Ever since I read The Essential Writings of BR Ambedkar last summer, I’ve been trying to read Bahujan literature in order to learn more about the caste system and how it continues to affect the lives of millions of people in India. It is perhaps disheartening that many of us know more about movements like #BlackLivesMatter than about the injustice and atrocities that are being perpetuated in our own country.
I recently read somewhere online that systemic racism doesn’t imply that the system is full of racists. Rather it means that the system leads to differential outcomes based on race. In India, the same can be said about the caste system. The below passage from Coming Out As Dalit highlights how systemic casteism plays out in India:
To quote directly from the book’s inner jacket, ‘In Coming Out As Dalit, Yashica Dutt recounts the exhausting burden of living with the secret and how she was terrified of being found out. She talks about the tremendous feeling of empowerment she experienced when she finally stood up for herself and her community and shrugged off the fake upper-caste identity she’d had to construct for herself.’
I found the book to be incredibly engaging right from the very beginning. In the prologue, Yashica shares how she came across Rohith Vemula’s letter when the news of his suicide broke out in 2016. Latter when she comes across his photo, she suddenly realizes that she’s seen the same photo before. He had sent her a friend request on Facebook two weeks before he committed suicide. ‘And I had deleted THAT request, I thought with dismay, a request from someone in whose life I so easily saw my own.’ Soon after this, she started a Tumblr page called ‘Documents of Dalit Discrimination‘ in which she shared her own experiences as well as published the stories of many others who wanted their stories to be heard and shared.
A topic that often comes up in the book is that of reservations in educational institutions and government jobs. She highlights how students who avail reservations are often mocked, ridiculed and made to feel unwelcome. In her words, ‘But most Indians failed to see the irony in demanding compensation for nearly 200 years of colonial rule while refusing any reparation for thousands of years of discrimination against their own citizens.’ She quotes senior policy analyst Shikha Dalmia, ‘If paying collective reparations for collective guilt is appropriate then how about India ‘atoning’ for thousands of years of its caste system?’ Dutt brings this up in the context of Shashi Tharoor’s famous Oxford University debate which went viral in 2015.
While studying at IIFT Delhi, I have seen for myself how, within the first few weeks of joining, many of my batch-mates used the campus portal to look up everyone’s entrance exam percentiles.
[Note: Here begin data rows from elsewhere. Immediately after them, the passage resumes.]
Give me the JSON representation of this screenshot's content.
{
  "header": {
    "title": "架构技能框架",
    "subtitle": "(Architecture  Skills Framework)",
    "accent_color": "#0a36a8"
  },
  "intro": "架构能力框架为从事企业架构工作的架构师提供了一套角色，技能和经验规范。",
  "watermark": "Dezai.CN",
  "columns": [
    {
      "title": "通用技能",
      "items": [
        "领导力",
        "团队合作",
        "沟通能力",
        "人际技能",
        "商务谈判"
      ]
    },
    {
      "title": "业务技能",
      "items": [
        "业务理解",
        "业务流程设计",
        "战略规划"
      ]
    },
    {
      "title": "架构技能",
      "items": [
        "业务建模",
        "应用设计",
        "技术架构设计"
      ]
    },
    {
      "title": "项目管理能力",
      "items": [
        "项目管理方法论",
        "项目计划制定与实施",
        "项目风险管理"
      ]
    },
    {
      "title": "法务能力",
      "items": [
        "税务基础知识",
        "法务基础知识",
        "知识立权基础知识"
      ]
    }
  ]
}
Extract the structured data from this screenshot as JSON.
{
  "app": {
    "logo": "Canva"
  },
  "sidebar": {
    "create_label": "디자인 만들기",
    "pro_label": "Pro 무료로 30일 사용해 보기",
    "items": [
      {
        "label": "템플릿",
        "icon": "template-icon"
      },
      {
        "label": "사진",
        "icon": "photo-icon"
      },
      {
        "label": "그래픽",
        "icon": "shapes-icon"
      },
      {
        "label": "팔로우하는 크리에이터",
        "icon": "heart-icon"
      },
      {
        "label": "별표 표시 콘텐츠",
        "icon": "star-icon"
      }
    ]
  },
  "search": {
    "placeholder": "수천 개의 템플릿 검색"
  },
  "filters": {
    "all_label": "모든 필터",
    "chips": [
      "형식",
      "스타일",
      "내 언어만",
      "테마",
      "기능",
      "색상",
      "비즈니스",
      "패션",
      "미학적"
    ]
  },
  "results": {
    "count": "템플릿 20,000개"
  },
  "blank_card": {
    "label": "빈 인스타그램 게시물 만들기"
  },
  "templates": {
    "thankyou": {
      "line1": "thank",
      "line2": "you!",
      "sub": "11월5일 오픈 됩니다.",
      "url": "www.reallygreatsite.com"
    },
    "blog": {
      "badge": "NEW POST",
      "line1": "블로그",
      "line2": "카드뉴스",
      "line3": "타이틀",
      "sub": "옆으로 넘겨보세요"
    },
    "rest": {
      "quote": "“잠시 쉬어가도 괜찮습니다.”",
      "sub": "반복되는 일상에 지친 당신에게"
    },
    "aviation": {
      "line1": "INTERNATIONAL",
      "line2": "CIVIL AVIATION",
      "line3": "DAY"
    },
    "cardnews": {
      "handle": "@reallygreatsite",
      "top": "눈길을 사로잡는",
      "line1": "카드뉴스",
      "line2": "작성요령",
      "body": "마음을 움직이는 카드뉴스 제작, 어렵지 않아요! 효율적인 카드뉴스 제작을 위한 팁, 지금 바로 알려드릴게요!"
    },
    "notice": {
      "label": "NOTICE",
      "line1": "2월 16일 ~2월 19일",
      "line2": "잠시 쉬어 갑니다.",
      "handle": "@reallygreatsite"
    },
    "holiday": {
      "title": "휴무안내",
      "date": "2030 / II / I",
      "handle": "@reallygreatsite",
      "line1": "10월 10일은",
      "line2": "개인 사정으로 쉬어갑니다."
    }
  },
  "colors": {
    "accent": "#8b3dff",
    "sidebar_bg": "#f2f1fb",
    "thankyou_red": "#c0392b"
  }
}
They used this information to figure out which students had availed of reservation. Many of them would later go on to bitch about these students during drinking sessions while complaining about how unfair the system was and about how some people had it ‘easy’.
I recommend this book for the extremely simply but powerful way in which Yashica Dutt puts her point across about so many social issues. And yet the book feels incredibly personal. By the end of it, you can’t help but feel like you know her a bit.